Mother M. Francis McGuigan
Bridget Mary Magdalen McGuigan (1842-1923), known in religious life as Sister Mary Francis McGuigan, was born on 16 January 1842 in Braidwood, New South Wales. Bridget was the second of ten daughters born to John McGuigan, a pioneering pastoralist of the Monaro District and his wife Ellen McGuigan, née Foran.
In 1856, Bridget and her older sister Mary were sent as boarders to be educated by the Benedictine Sisters at the Convent of the Presentation of the Virgin, in Rydalmere. While there, Bridget encountered Sister Mary Alphonsus Unsworth, a Sister of Charity who was convalescing at the time and would be the one who influenced Bridget’s decision to join the Order. Bridget felt attracted by the gentle ways of the visitor and made a mental resolution that she would one day become a Sister of Charity.
On 22 July 1861, Bridget McGuigan entered the Sisters of Charity at St Vincent’s Convent in Potts Point and was professed on 21 April 1864, taking the religious name of Sister (Sr) Mary Francis.
During her novitiate, Sr Mary was sent to train and teach at St Vincent’s Primary School, on Victoria Street in Darlinghurst. She was quickly recognised as a gifted educator as well as a skilful administrator and within a year became the headmistress of St Vincent’s School, continuing in this role until 1881. She maintained the school at a consistently high standard.
At the 1882 General Chapter, Sr Mary was elected Superior General of the Sisters of Charity, the first Australian-born Superior General of the Religious Sisters of Charity of Australia. The title ‘Mother’ was given to the head superior of Religious Sisters because of their “motherly care” in both spiritual and temporal care, of both the Congregation, the Sisters and their ministries. This title was kept even when the Superior General completed their term in office. Mother M Francis remained in this position until 1920.

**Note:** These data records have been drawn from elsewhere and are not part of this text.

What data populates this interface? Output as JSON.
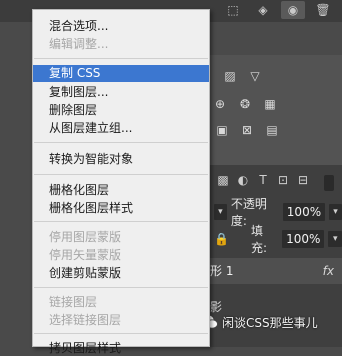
{
  "top_toolbar": {
    "icons": [
      "dotted-circle-icon",
      "layers-stack-icon",
      "eye-icon",
      "trash-icon"
    ]
  },
  "context_menu": {
    "items": [
      {
        "label": "混合选项...",
        "enabled": true
      },
      {
        "label": "编辑调整...",
        "enabled": false
      },
      {
        "label": "复制 CSS",
        "enabled": true,
        "highlighted": true
      },
      {
        "label": "复制图层...",
        "enabled": true
      },
      {
        "label": "删除图层",
        "enabled": true
      },
      {
        "label": "从图层建立组...",
        "enabled": true
      },
      {
        "label": "转换为智能对象",
        "enabled": true
      },
      {
        "label": "栅格化图层",
        "enabled": true
      },
      {
        "label": "栅格化图层样式",
        "enabled": true
      },
      {
        "label": "停用图层蒙版",
        "enabled": false
      },
      {
        "label": "停用矢量蒙版",
        "enabled": false
      },
      {
        "label": "创建剪贴蒙版",
        "enabled": true
      },
      {
        "label": "链接图层",
        "enabled": false
      },
      {
        "label": "选择链接图层",
        "enabled": false
      },
      {
        "label": "拷贝图层样式",
        "enabled": true
      }
    ]
  },
  "layers_panel": {
    "opacity_label": "不透明度:",
    "opacity_value": "100%",
    "fill_label": "填充:",
    "fill_value": "100%",
    "layer_name": "形 1",
    "fx_label": "fx",
    "partial_row_text": "影"
  },
  "watermark": {
    "text": "闲谈CSS那些事儿"
  }
}
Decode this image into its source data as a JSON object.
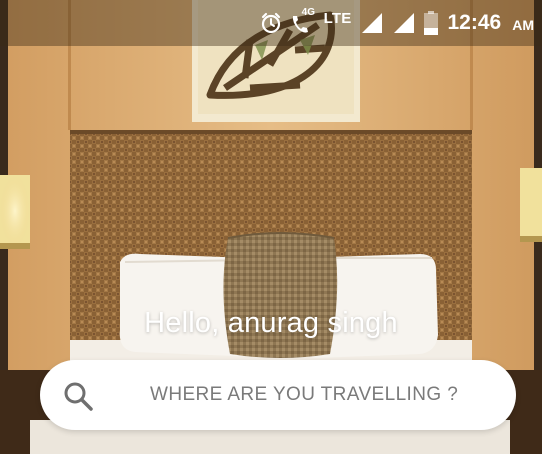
{
  "status_bar": {
    "network_type": "4G",
    "lte_label": "LTE",
    "time": "12:46",
    "ampm": "AM"
  },
  "icons": {
    "alarm": "alarm-clock-icon",
    "call": "wifi-calling-icon",
    "signal_1": "cell-signal-icon",
    "signal_2": "cell-signal-icon",
    "battery": "battery-icon",
    "search": "search-icon"
  },
  "main": {
    "greeting": "Hello, anurag singh"
  },
  "search": {
    "placeholder": "WHERE ARE YOU TRAVELLING ?"
  },
  "colors": {
    "status_text": "#ffffff",
    "placeholder": "#7a7a7a",
    "search_bg": "#ffffff"
  }
}
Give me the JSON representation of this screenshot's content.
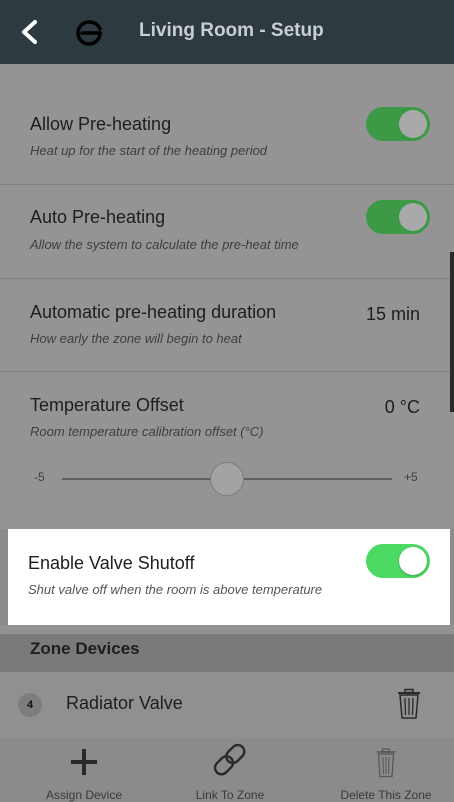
{
  "header": {
    "title": "Living Room - Setup",
    "back_icon": "chevron-left-icon",
    "logo_icon": "brand-logo-icon"
  },
  "settings": [
    {
      "label": "Allow Pre-heating",
      "description": "Heat up for the start of the heating period",
      "toggle_on": true
    },
    {
      "label": "Auto Pre-heating",
      "description": "Allow the system to calculate the pre-heat time",
      "toggle_on": true
    },
    {
      "label": "Automatic pre-heating duration",
      "description": "How early the zone will begin to heat",
      "value": "15 min"
    },
    {
      "label": "Temperature Offset",
      "description": "Room temperature calibration offset (°C)",
      "value": "0 °C",
      "slider": {
        "min_label": "-5",
        "max_label": "+5",
        "min": -5,
        "max": 5,
        "value": 0
      }
    }
  ],
  "valve_shutoff": {
    "label": "Enable Valve Shutoff",
    "description": "Shut valve off when the room is above temperature",
    "toggle_on": true
  },
  "zone_devices": {
    "title": "Zone Devices",
    "items": [
      {
        "badge": "4",
        "name": "Radiator Valve"
      }
    ]
  },
  "bottom_bar": {
    "assign": "Assign Device",
    "link": "Link To Zone",
    "delete": "Delete This Zone"
  },
  "colors": {
    "header_bg": "#2d3a40",
    "toggle_dimmed": "#3c9a47",
    "toggle_active": "#4cd964"
  }
}
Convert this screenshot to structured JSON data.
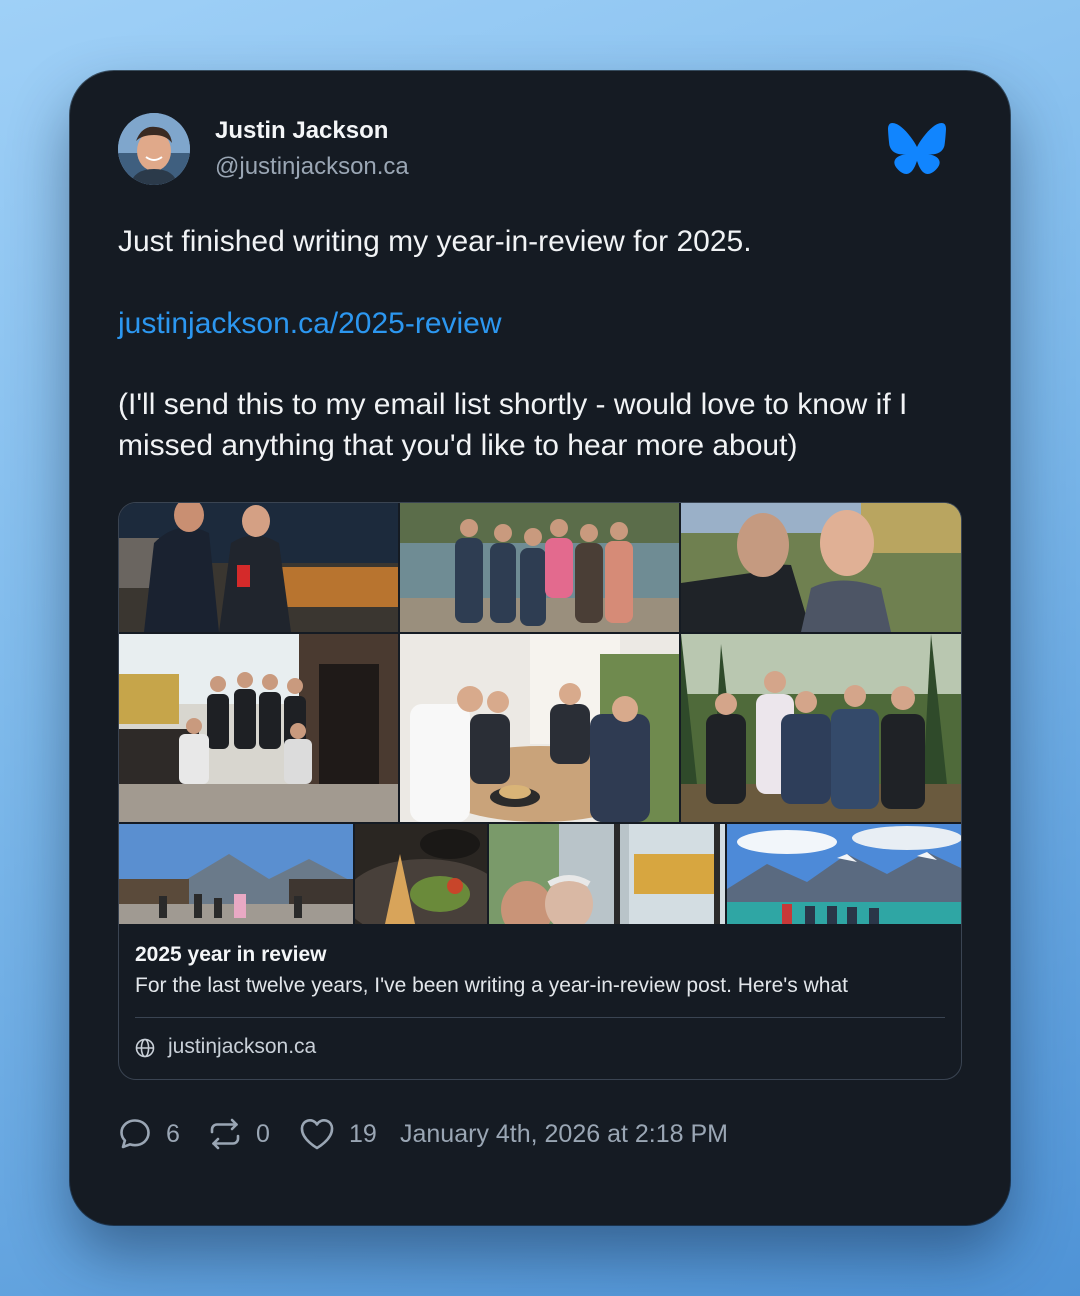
{
  "author": {
    "name": "Justin Jackson",
    "handle": "@justinjackson.ca"
  },
  "post": {
    "line1": "Just finished writing my year-in-review for 2025.",
    "link": "justinjackson.ca/2025-review",
    "line3": "(I'll send this to my email list shortly - would love to know if I missed anything that you'd like to hear more about)"
  },
  "embed": {
    "title": "2025 year in review",
    "description": "For the last twelve years, I've been writing a year-in-review post. Here's what",
    "domain": "justinjackson.ca",
    "domain_icon": "globe-icon"
  },
  "actions": {
    "replies": "6",
    "reposts": "0",
    "likes": "19",
    "timestamp": "January 4th, 2026 at 2:18 PM"
  },
  "colors": {
    "card_bg": "#151b23",
    "link": "#2c97f0",
    "bluesky_brand": "#1185fe",
    "muted_text": "#9aa6b4"
  },
  "icons": [
    "bluesky-butterfly-icon",
    "reply-icon",
    "repost-icon",
    "like-heart-icon",
    "globe-icon"
  ]
}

While under her leadership, the Congregation grew exponentially, from 44 to more than 400 members, allowing the order to expand its teaching and nursing ministries in Queensland, New South Wales, Victoria and Tasmania.
In 1914 she celebrated her Golden Jubilee, the first Australian born Sister of Charity to do so. After a short retirement, she succumbed to heart complications and died on 27 October 1923. She was laid to rest in the Chapel of St Vincent’s Chapel in Potts Point. At her funeral, Archbishop Kelly noted in relation to Mother M. Francis McGuigan’s leadership that, “The small seed sown in far-off days by the pioneer Sisters of Charity, was under her guidance to grow and flourish.”
Described as being tall with an expressive countenance and stately deportment, Mother M. Francis radiated a strong presence both as a junior Sister and as Superior General. Her authority was firm but gentle, guided by her strong sense of piety and justice.
Mother M. Francis McGuigan oversaw and guided the Sisters of Charity through a period of great change and growth. Despite being constrained by limited resources, further divided between the teaching and nursing apostolates, she was able to establish and staff schools and hospitals throughout New South Wales, Victoria and Tasmania.
St Vincent’s Private Hospital Sydney was opened in 1909 under the leadership of Mother M. Francis – a hospital that would provide compassionate care and financial support through its surplus to fund the Public Hospital. Our hospital honours Mother M. Francis for her vision and courage and has named the East Wing of the St Vincent’s Private Hospital in her honour.
The Story of Mother M. Francis McGuigan is provided through the courtesy of the Archives of the Congregation of the Sisters of Charity of Australia.